It’s January 22nd, the weather is calm, the wood dull and dripping. Crow, Magpie, Stock Dove, Nuthatch and Great Spotted Woodpecker call intermittently, Blue Tit and Great Tit chase and scold, when suddenly there’s a screeching call from above. Nothing seen at first, but then, against the flat mid-morning sky there’s a bright green shape, then two, close together, high in the trees. One bird is preening, the other pecking at the base of buds on the topmost branches, their slim yellowish green bodies, long tails and bright red bills in stark contrast to the greys and browns of a winter woodland. These exotic visitors are the two Rose-ringed Parakeets seen by Ian earlier in the morning flying towards the wood, birds which have been reported in West Park and at garden feeding stations in Whitmore Reans, Newbridge and along the Tettenhall Road since late summer. The species, which now nests in the West Midlands and which is firmly established in the South East of the UK, originated in central and north eastern Africa and in southern Asia. There have been captive birds in Great Britain since the mid 1880s, and in the 1930s small numbers were seen flying free in Epping Forest north east of London. Breeding was reported near Rochester in Kent in 1969, and by the late 1970s there were small nesting colonies in Kent and Surrey. Since then, as BBC television “Winterwatch” viewers will have seen recently, numbers in Greater London have risen dramatically, with thousands now roosting communally in parkland and at other green spaces. Small numbers have been reported in the West Midlands for decades, and in recent years nesting has been reported from the Sandwell Valley. There have been a handful of sightings involving single birds along the Smestow Valley since the 1980s, but this is the first time two have been recorded together locally. The effects nationally this species may have on native breeding birds is at present being investigated by Defra. Rose-ringed Parakeets are tree nesters, so woodpeckers, nuthatches and other species could be adversely affected. Certainly a Mistle Thrush that encountered our two birds in its breeding territory seemed uncertain how to react, approaching gingerly along a branch, then retreating as soon as the visitors squawked a warning. No wonder. It’s odds-on this was the first time the two species had ever come face to face locally. Watch this space!

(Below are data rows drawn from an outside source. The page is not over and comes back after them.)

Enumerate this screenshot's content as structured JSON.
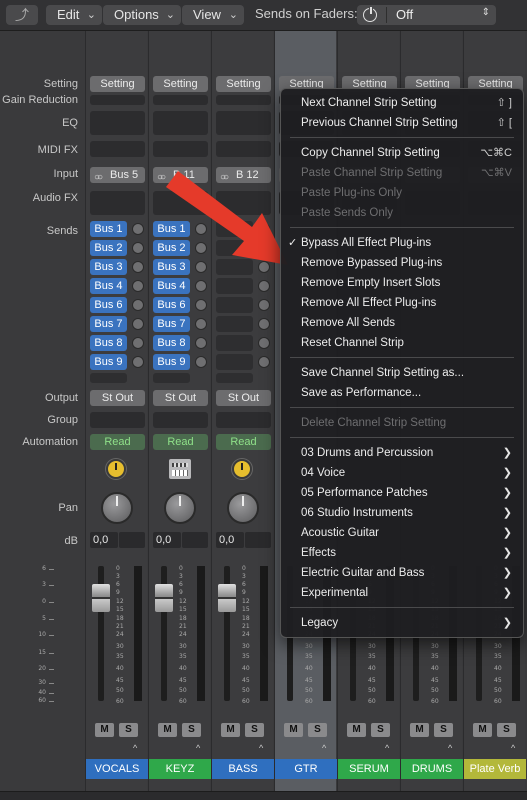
{
  "toolbar": {
    "edit": "Edit",
    "options": "Options",
    "view": "View",
    "sends_on_faders_label": "Sends on Faders:",
    "sends_on_faders_value": "Off"
  },
  "row_labels": {
    "setting": "Setting",
    "gain_reduction": "Gain Reduction",
    "eq": "EQ",
    "midi_fx": "MIDI FX",
    "input": "Input",
    "audio_fx": "Audio FX",
    "sends": "Sends",
    "output": "Output",
    "group": "Group",
    "automation": "Automation",
    "pan": "Pan",
    "db": "dB"
  },
  "strips": [
    {
      "name": "VOCALS",
      "color": "#2f6fbf",
      "input": "Bus 5",
      "output": "St Out",
      "automation": "Read",
      "db": "0,0",
      "sends": [
        "Bus 1",
        "Bus 2",
        "Bus 3",
        "Bus 4",
        "Bus 6",
        "Bus 7",
        "Bus 8",
        "Bus 9"
      ]
    },
    {
      "name": "KEYZ",
      "color": "#2fa84a",
      "input": "B 11",
      "output": "St Out",
      "automation": "Read",
      "db": "0,0",
      "sends": [
        "Bus 1",
        "Bus 2",
        "Bus 3",
        "Bus 4",
        "Bus 6",
        "Bus 7",
        "Bus 8",
        "Bus 9"
      ]
    },
    {
      "name": "BASS",
      "color": "#2f6fbf",
      "input": "B 12",
      "output": "St Out",
      "automation": "Read",
      "db": "0,0"
    },
    {
      "name": "GTR",
      "color": "#2f6fbf"
    },
    {
      "name": "SERUM",
      "color": "#2fa84a"
    },
    {
      "name": "DRUMS",
      "color": "#2fa84a"
    },
    {
      "name": "Plate Verb",
      "color": "#b3b83a"
    }
  ],
  "setting_label": "Setting",
  "mute_label": "M",
  "solo_label": "S",
  "fader_scale": [
    "0",
    "3",
    "6",
    "9",
    "12",
    "15",
    "18",
    "21",
    "24",
    "30",
    "35",
    "40",
    "45",
    "50",
    "60"
  ],
  "left_scale": [
    "6",
    "3",
    "0",
    "5",
    "10",
    "15",
    "20",
    "30",
    "40",
    "60"
  ],
  "context_menu": {
    "items": [
      {
        "label": "Next Channel Strip Setting",
        "shortcut": "⇧ ]",
        "enabled": true
      },
      {
        "label": "Previous Channel Strip Setting",
        "shortcut": "⇧ [",
        "enabled": true
      },
      {
        "label": "Copy Channel Strip Setting",
        "shortcut": "⌥⌘C",
        "enabled": true
      },
      {
        "label": "Paste Channel Strip Setting",
        "shortcut": "⌥⌘V",
        "enabled": false
      },
      {
        "label": "Paste Plug-ins Only",
        "enabled": false
      },
      {
        "label": "Paste Sends Only",
        "enabled": false
      },
      {
        "label": "Bypass All Effect Plug-ins",
        "checked": true,
        "enabled": true
      },
      {
        "label": "Remove Bypassed Plug-ins",
        "enabled": true
      },
      {
        "label": "Remove Empty Insert Slots",
        "enabled": true
      },
      {
        "label": "Remove All Effect Plug-ins",
        "enabled": true
      },
      {
        "label": "Remove All Sends",
        "enabled": true
      },
      {
        "label": "Reset Channel Strip",
        "enabled": true
      },
      {
        "label": "Save Channel Strip Setting as...",
        "enabled": true
      },
      {
        "label": "Save as Performance...",
        "enabled": true
      },
      {
        "label": "Delete Channel Strip Setting",
        "enabled": false
      },
      {
        "label": "03 Drums and Percussion",
        "submenu": true
      },
      {
        "label": "04 Voice",
        "submenu": true
      },
      {
        "label": "05 Performance Patches",
        "submenu": true
      },
      {
        "label": "06 Studio Instruments",
        "submenu": true
      },
      {
        "label": "Acoustic Guitar",
        "submenu": true
      },
      {
        "label": "Effects",
        "submenu": true
      },
      {
        "label": "Electric Guitar and Bass",
        "submenu": true
      },
      {
        "label": "Experimental",
        "submenu": true
      },
      {
        "label": "Legacy",
        "submenu": true
      }
    ]
  },
  "colors": {
    "send_blue": "#3a73bf",
    "read_green": "#8fe089",
    "arrow_red": "#e53a2a"
  }
}
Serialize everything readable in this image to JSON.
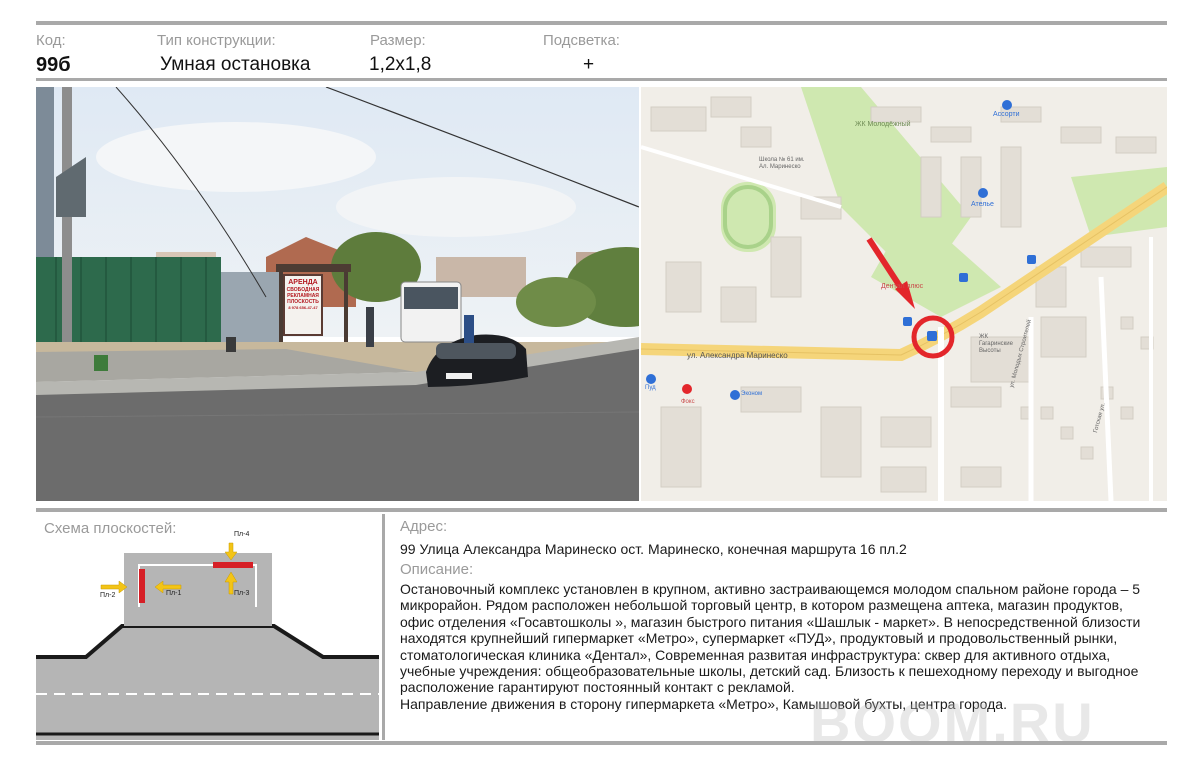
{
  "header": {
    "code_label": "Код:",
    "code_value": "99б",
    "type_label": "Тип конструкции:",
    "type_value": "Умная остановка",
    "size_label": "Размер:",
    "size_value": "1,2x1,8",
    "light_label": "Подсветка:",
    "light_value": "+"
  },
  "photo": {
    "billboard_line1": "АРЕНДА",
    "billboard_line2": "СВОБОДНАЯ",
    "billboard_line3": "РЕКЛАМНАЯ",
    "billboard_line4": "ПЛОСКОСТЬ",
    "billboard_phone": "8 978 656-47-47"
  },
  "map": {
    "label_residential_molodezhny": "ЖК Молодёжный",
    "label_school_line1": "Школа № 61 им.",
    "label_school_line2": "Ал. Маринеско",
    "label_assorti": "Ассорти",
    "label_atelie": "Ателье",
    "label_dental": "Дентал плюс",
    "label_street_marinesko": "ул. Александра Маринеско",
    "label_gagarinskie_line1": "ЖК",
    "label_gagarinskie_line2": "Гагаринские",
    "label_gagarinskie_line3": "Высоты",
    "label_street_sokolova": "ул. Молодых Строителей",
    "label_goticheskaya": "Готская ул.",
    "label_pud": "Пуд",
    "label_ekonom": "Эконом",
    "label_fox": "Фокс",
    "brand_colors": {
      "marker_red": "#e3262b",
      "park_green": "#cfe8b0",
      "road_yellow": "#f5d57a",
      "bus_stop_blue": "#2f6fd6"
    }
  },
  "scheme": {
    "title": "Схема плоскостей:",
    "pl1": "Пл-1",
    "pl2": "Пл-2",
    "pl3": "Пл-3",
    "pl4": "Пл-4"
  },
  "info": {
    "address_label": "Адрес:",
    "address_text": "99  Улица Александра Маринеско ост. Маринеско,  конечная маршрута 16 пл.2",
    "description_label": "Описание:",
    "description_text": "Остановочный комплекс установлен  в крупном, активно застраивающемся  молодом спальном районе города – 5 микрорайон. Рядом расположен небольшой торговый центр, в котором размещена аптека, магазин продуктов, офис   отделения «Госавтошколы »,    магазин быстрого питания «Шашлык - маркет». В непосредственной близости находятся крупнейший  гипермаркет «Метро», супермаркет «ПУД», продуктовый и продовольственный рынки, стоматологическая клиника «Дентал», Современная развитая инфраструктура: сквер для активного отдыха,  учебные учреждения:  общеобразовательные  школы, детский сад.  Близость к пешеходному переходу  и выгодное расположение гарантируют постоянный контакт с рекламой.\nНаправление движения  в сторону гипермаркета «Метро»,  Камышовой бухты, центра города."
  },
  "watermark": "BOOM.RU"
}
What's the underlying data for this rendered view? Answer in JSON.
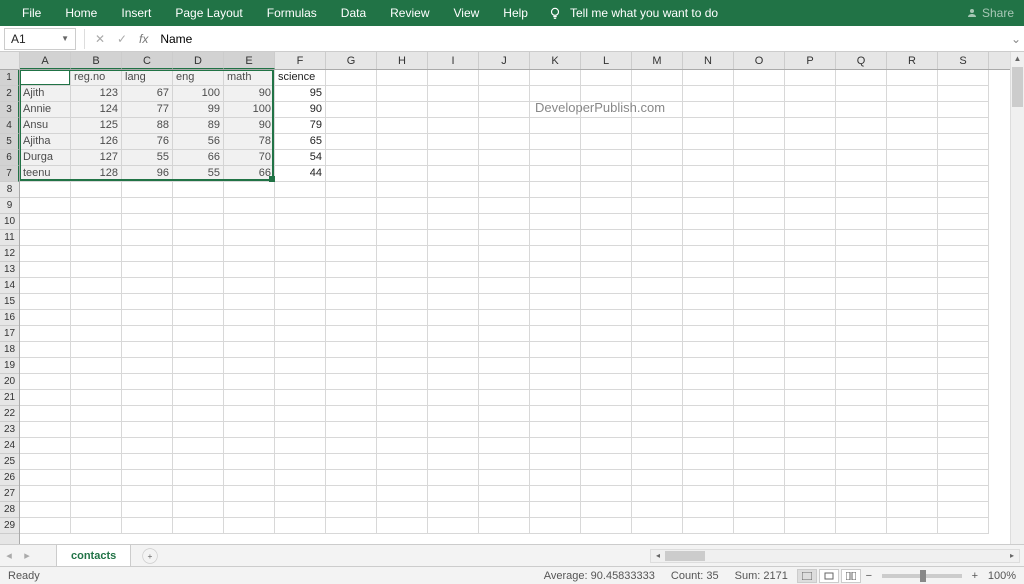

Mid-winter reports from Dunstall Park lake have included a pair of Gadwall throughout the month (up to four birds have been seen there most winters since the early 2000s), up to seven Shoveler with a similar number of Teal, a pair of Mute Swan, at least eight Coot, with three or more Moorhen, up to three Snipe, a Grey Heron on 18th and a 1st-winter Grey Wagtail a daily visitor to the open Smestow brook culvert. Elsewhere on the racecourse up to 140 Canada Geese have been grazing on the central grass area, with three Greylag and a single albino of the same species, and 45 Lesser Black-backed Gull and more than 270 Black-headed Gull were present on 18th. At least one Common Buzzard visited regularly, a Great Spotted Woodpecker drummed from the oak copse near Tunstall Water Bridge from c.25th, and two Raven flew eastwards over the site on 18th. Two Nuthatch were with a Long-tailed Tit flock on 27th, and a Pied Wagtail pair were at their nesting territory in the hotel area on 4th and 27th.
Sightings from elsewhere along the valley included a Treecreeper in Newbridge wood on 16th, an immature male Kestrel perched by the Compton barleyfield on 22nd, and two Little Grebe (starting to show their summer plumage) on the canal by Newbridge wood on 29th. A Green Woodpecker called from the bottom of the barleyfield on 22nd, twenty three Redwing foraged on the school playingfield next to Newbridge wood on 27th, and a Bullfinch pair were on garden feeders by the old railway south of Hordern Road on 29th, the same day as a Coot was with Mallard and Moorhen on the canal by the Wildside Centre.